(EXERCISE DETAILS):
Please report how many lines in the data below contain "first". Nothing besides the number should be written.

(INFORMATION GIVEN):
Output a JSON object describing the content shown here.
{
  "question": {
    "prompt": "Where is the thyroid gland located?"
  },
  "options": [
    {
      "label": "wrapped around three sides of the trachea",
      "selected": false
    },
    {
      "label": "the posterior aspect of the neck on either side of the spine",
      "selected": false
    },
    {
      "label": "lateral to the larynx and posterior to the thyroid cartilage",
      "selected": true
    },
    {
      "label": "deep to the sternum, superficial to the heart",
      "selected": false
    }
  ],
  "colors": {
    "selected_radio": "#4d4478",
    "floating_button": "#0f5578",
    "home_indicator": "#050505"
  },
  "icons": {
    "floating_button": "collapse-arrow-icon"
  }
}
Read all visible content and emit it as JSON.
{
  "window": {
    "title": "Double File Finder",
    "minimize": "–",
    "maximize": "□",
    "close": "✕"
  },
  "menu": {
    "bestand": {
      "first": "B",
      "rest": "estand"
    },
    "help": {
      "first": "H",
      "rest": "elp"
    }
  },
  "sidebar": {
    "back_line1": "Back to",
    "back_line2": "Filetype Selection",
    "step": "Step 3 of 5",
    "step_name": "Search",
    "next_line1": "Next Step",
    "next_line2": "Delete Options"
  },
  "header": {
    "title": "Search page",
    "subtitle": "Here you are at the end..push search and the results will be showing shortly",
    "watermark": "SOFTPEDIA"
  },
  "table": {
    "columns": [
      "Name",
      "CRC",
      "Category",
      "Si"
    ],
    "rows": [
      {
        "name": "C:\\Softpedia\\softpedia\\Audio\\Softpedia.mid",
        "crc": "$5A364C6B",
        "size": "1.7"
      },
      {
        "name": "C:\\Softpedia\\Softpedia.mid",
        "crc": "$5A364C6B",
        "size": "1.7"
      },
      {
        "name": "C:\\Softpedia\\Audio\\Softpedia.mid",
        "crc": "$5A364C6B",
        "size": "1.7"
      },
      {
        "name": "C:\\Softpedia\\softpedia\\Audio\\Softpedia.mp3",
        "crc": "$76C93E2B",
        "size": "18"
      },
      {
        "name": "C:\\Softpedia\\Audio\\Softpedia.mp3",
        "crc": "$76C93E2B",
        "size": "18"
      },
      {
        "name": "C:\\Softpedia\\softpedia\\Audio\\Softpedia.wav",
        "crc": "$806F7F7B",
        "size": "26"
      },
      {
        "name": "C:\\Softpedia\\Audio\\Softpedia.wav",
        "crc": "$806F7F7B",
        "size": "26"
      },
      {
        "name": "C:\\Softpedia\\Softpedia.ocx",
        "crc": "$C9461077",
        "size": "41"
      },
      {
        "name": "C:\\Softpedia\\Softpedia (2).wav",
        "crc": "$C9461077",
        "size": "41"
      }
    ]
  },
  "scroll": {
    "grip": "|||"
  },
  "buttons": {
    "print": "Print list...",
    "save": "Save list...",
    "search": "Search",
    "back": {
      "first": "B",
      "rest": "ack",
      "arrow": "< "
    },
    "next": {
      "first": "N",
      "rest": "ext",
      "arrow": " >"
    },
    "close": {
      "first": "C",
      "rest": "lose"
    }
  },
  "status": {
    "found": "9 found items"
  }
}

(PROBLEM SOLUTION):
5